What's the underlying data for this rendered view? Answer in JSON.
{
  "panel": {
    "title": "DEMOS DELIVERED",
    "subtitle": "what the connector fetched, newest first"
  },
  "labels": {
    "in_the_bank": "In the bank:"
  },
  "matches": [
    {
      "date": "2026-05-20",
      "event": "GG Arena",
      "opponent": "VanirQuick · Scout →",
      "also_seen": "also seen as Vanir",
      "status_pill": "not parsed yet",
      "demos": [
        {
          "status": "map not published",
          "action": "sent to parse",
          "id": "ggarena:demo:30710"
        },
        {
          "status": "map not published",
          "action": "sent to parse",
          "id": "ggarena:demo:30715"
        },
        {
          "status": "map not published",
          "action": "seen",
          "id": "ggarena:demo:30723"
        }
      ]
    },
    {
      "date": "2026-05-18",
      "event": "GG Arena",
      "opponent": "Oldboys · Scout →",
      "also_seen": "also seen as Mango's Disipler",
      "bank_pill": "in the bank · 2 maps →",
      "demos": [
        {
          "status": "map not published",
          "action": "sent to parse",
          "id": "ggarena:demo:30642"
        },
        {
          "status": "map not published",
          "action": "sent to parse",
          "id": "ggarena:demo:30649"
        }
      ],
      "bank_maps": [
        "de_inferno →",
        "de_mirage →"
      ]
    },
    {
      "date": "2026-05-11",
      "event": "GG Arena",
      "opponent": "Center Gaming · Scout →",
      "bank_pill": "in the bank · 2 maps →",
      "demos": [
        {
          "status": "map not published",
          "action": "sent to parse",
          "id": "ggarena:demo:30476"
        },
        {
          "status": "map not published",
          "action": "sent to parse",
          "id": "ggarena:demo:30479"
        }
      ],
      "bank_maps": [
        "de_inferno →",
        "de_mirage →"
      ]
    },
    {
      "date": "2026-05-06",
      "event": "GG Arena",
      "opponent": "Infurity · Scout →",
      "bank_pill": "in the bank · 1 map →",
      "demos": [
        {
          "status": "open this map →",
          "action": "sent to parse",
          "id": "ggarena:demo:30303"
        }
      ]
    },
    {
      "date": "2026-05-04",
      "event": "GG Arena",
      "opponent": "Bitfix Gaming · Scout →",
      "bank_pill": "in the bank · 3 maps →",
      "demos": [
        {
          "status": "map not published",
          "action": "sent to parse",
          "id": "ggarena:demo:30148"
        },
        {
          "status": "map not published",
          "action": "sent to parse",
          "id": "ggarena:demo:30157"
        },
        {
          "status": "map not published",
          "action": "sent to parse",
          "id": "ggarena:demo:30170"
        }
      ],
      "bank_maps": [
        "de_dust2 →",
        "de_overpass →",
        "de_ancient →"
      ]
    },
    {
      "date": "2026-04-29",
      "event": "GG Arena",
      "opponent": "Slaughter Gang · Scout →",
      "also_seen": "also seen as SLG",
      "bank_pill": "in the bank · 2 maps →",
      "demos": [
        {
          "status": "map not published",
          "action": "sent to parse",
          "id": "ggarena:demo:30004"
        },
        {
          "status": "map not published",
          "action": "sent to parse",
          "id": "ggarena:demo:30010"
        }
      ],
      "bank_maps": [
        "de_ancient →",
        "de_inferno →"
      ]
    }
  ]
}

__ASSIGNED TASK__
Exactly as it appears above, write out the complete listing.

__RESPONSE TO THIS TASK__
What's the underlying data for this rendered view? Answer in JSON.
{
  "panel": {
    "title": "DEMOS DELIVERED",
    "subtitle": "what the connector fetched, newest first"
  },
  "labels": {
    "in_the_bank": "In the bank:"
  },
  "matches": [
    {
      "date": "2026-05-20",
      "event": "GG Arena",
      "opponent": "VanirQuick · Scout →",
      "also_seen": "also seen as Vanir",
      "status_pill": "not parsed yet",
      "demos": [
        {
          "status": "map not published",
          "action": "sent to parse",
          "id": "ggarena:demo:30710"
        },
        {
          "status": "map not published",
          "action": "sent to parse",
          "id": "ggarena:demo:30715"
        },
        {
          "status": "map not published",
          "action": "seen",
          "id": "ggarena:demo:30723"
        }
      ]
    },
    {
      "date": "2026-05-18",
      "event": "GG Arena",
      "opponent": "Oldboys · Scout →",
      "also_seen": "also seen as Mango's Disipler",
      "bank_pill": "in the bank · 2 maps →",
      "demos": [
        {
          "status": "map not published",
          "action": "sent to parse",
          "id": "ggarena:demo:30642"
        },
        {
          "status": "map not published",
          "action": "sent to parse",
          "id": "ggarena:demo:30649"
        }
      ],
      "bank_maps": [
        "de_inferno →",
        "de_mirage →"
      ]
    },
    {
      "date": "2026-05-11",
      "event": "GG Arena",
      "opponent": "Center Gaming · Scout →",
      "bank_pill": "in the bank · 2 maps →",
      "demos": [
        {
          "status": "map not published",
          "action": "sent to parse",
          "id": "ggarena:demo:30476"
        },
        {
          "status": "map not published",
          "action": "sent to parse",
          "id": "ggarena:demo:30479"
        }
      ],
      "bank_maps": [
        "de_inferno →",
        "de_mirage →"
      ]
    },
    {
      "date": "2026-05-06",
      "event": "GG Arena",
      "opponent": "Infurity · Scout →",
      "bank_pill": "in the bank · 1 map →",
      "demos": [
        {
          "status": "open this map →",
          "action": "sent to parse",
          "id": "ggarena:demo:30303"
        }
      ]
    },
    {
      "date": "2026-05-04",
      "event": "GG Arena",
      "opponent": "Bitfix Gaming · Scout →",
      "bank_pill": "in the bank · 3 maps →",
      "demos": [
        {
          "status": "map not published",
          "action": "sent to parse",
          "id": "ggarena:demo:30148"
        },
        {
          "status": "map not published",
          "action": "sent to parse",
          "id": "ggarena:demo:30157"
        },
        {
          "status": "map not published",
          "action": "sent to parse",
          "id": "ggarena:demo:30170"
        }
      ],
      "bank_maps": [
        "de_dust2 →",
        "de_overpass →",
        "de_ancient →"
      ]
    },
    {
      "date": "2026-04-29",
      "event": "GG Arena",
      "opponent": "Slaughter Gang · Scout →",
      "also_seen": "also seen as SLG",
      "bank_pill": "in the bank · 2 maps →",
      "demos": [
        {
          "status": "map not published",
          "action": "sent to parse",
          "id": "ggarena:demo:30004"
        },
        {
          "status": "map not published",
          "action": "sent to parse",
          "id": "ggarena:demo:30010"
        }
      ],
      "bank_maps": [
        "de_ancient →",
        "de_inferno →"
      ]
    }
  ]
}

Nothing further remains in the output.